Two critical legal terms to differentiate are charges being dismissed or a Nolle Prosequi. When the prosecutor enters into nolle prosequi, they are not prosecuting the case any further. However, this does not prohibit the prosecutor from re-filing a new case against the accused later.
On the other hand, when your case is dismissed, all Court and police records of your arrest and case are destroyed. And under the erasure statute, you are deemed to have never been arrested.
As a matter of law, you are entitled to State that you have never been arrested on any job application.
In conclusion, the State can still elect to prosecute a defendant, or reopen a case, even after the case was entered as nolle prosequi. This is valid, provided that the statute of limitations for that crime has not expired. However, this is a rare occurrence in the vast majority of cases. The State’s decision to enter a nolle prosequi is final, and they may not bring the case back.
If the prosecutor’s request for a nolle prosequi is granted, you may have a right to have the criminal charges against you expunged from your criminal and police records. However, an expungement would not occur automatically.
You must petition the court and ask the judge to grant your request. Also, you can increase the likelihood that an expungement would be granted if you work with an experienced expungement lawyer.

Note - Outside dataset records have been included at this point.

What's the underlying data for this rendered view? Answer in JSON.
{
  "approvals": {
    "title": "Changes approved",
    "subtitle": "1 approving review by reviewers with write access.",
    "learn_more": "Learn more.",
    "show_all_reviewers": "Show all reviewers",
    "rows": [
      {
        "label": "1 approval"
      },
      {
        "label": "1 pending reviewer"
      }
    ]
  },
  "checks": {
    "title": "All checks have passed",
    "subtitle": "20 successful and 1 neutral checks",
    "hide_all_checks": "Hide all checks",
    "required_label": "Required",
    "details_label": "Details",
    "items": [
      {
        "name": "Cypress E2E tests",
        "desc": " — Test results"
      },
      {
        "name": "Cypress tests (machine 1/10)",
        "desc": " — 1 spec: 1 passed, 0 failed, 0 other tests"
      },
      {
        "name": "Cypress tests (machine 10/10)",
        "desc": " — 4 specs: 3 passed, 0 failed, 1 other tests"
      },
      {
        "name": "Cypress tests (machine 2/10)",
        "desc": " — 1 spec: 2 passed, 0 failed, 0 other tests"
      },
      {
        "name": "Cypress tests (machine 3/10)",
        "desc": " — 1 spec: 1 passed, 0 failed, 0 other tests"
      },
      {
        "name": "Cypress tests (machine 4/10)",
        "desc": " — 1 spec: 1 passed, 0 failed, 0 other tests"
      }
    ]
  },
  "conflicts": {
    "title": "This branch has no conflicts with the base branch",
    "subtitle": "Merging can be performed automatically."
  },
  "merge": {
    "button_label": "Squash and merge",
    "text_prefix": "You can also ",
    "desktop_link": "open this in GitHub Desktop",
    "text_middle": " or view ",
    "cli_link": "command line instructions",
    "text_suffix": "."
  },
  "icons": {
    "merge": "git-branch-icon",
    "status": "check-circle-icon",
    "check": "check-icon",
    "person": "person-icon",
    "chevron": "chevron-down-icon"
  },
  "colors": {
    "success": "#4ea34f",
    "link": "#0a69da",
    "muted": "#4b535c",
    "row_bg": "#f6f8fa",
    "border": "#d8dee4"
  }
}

I’m a driven and accomplished law graduate and post-graduate, passionate about sharing my legal expertise via my blog. I hold a Bachelor’s degree in Law from the University of London (UK) and a Master’s in Law from the University of Derby (UK). Both gave me the foundational knowledge and skills to excel in my chosen career path.
Throughout my academic journey, I have gained extensive knowledge in various fields of Law, including Corporate and Business Law in the USA, Criminal Law, International Law, US Copyright law, and most importantly, American Constitutional law.